Task to complete:
Your answer should consist of every line in the records that holds "author".

Input material:
━━━━━━━━━━━━━━━━━━━━━━━━━━━━━━

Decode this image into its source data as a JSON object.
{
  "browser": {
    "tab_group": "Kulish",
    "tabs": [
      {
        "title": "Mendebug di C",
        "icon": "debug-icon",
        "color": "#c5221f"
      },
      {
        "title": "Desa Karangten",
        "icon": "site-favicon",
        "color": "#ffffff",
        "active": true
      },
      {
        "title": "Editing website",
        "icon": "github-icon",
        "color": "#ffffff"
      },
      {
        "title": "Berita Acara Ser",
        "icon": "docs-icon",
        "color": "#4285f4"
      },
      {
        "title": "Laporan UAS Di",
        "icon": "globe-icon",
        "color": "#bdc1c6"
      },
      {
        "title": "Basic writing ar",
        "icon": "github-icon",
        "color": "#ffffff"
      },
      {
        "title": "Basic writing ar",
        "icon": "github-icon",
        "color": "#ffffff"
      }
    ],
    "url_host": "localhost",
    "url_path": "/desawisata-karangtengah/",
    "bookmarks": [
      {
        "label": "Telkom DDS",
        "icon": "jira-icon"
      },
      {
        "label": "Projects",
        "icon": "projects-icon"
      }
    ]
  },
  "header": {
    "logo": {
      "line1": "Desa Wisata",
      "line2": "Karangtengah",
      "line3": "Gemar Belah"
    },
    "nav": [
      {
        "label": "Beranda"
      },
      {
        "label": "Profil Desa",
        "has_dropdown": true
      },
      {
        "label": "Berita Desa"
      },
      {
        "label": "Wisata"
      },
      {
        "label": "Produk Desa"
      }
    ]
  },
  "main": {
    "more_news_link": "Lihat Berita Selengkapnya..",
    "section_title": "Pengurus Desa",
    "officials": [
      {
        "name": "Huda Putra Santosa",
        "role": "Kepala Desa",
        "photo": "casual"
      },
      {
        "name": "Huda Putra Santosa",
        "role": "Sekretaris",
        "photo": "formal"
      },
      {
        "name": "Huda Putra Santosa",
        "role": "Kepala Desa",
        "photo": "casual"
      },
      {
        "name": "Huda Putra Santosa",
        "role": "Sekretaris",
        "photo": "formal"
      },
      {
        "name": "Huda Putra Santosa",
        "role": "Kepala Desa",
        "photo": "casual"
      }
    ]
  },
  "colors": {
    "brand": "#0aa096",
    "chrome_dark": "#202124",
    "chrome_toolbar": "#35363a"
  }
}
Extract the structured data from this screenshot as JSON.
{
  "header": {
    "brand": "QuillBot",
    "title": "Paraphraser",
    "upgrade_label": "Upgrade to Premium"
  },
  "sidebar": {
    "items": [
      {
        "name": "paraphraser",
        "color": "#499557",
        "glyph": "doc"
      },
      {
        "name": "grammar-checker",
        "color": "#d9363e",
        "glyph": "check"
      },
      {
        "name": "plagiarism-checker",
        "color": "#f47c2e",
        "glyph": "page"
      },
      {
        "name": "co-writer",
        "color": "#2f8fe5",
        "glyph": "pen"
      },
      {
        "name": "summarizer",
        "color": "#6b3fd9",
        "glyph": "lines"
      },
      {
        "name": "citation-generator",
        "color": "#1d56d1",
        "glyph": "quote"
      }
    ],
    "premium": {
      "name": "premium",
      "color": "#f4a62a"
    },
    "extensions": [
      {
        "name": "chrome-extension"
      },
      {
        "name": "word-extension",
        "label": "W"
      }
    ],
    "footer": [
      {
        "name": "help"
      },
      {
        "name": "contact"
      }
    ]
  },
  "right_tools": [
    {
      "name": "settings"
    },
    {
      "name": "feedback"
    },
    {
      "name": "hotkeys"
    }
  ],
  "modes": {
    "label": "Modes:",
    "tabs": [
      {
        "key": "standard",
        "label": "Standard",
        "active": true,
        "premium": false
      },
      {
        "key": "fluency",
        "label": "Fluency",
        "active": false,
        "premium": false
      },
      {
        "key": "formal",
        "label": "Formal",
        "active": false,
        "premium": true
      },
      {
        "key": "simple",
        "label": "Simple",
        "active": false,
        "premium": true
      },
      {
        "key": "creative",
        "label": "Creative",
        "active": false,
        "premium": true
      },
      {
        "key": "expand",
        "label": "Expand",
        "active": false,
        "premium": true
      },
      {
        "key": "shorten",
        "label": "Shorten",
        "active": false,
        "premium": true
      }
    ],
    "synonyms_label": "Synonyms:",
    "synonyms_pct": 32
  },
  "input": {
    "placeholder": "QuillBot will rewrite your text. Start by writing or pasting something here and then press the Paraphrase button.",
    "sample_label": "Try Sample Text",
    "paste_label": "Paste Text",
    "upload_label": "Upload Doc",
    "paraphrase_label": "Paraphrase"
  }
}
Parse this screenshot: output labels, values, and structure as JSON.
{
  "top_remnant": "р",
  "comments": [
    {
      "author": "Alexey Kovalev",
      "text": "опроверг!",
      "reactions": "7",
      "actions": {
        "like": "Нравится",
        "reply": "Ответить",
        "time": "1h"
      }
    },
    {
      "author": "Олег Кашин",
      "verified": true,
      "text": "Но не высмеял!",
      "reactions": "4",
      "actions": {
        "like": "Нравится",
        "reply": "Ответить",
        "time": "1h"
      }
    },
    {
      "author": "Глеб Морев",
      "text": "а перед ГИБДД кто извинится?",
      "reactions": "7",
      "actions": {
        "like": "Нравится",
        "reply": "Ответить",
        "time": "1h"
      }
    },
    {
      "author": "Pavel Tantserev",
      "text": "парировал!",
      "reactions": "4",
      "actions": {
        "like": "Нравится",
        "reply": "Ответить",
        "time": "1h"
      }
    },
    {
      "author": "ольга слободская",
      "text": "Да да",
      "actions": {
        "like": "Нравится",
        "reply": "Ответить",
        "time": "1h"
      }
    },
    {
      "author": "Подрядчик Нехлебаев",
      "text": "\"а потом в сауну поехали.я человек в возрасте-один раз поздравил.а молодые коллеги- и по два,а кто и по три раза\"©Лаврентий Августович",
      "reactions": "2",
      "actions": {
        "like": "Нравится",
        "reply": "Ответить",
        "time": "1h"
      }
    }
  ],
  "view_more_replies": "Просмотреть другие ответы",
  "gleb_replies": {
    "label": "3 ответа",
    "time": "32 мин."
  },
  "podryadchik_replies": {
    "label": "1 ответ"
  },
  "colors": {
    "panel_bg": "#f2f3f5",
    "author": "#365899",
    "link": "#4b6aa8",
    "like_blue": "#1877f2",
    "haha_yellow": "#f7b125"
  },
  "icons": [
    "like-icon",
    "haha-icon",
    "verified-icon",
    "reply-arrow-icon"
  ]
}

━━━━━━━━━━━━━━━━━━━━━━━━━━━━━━

Solved problem:
      "author": "Alexey Kovalev",
      "author": "Олег Кашин",
      "author": "Глеб Морев",
      "author": "Pavel Tantserev",
      "author": "ольга слободская",
      "author": "Подрядчик Нехлебаев",
    "author": "#365899",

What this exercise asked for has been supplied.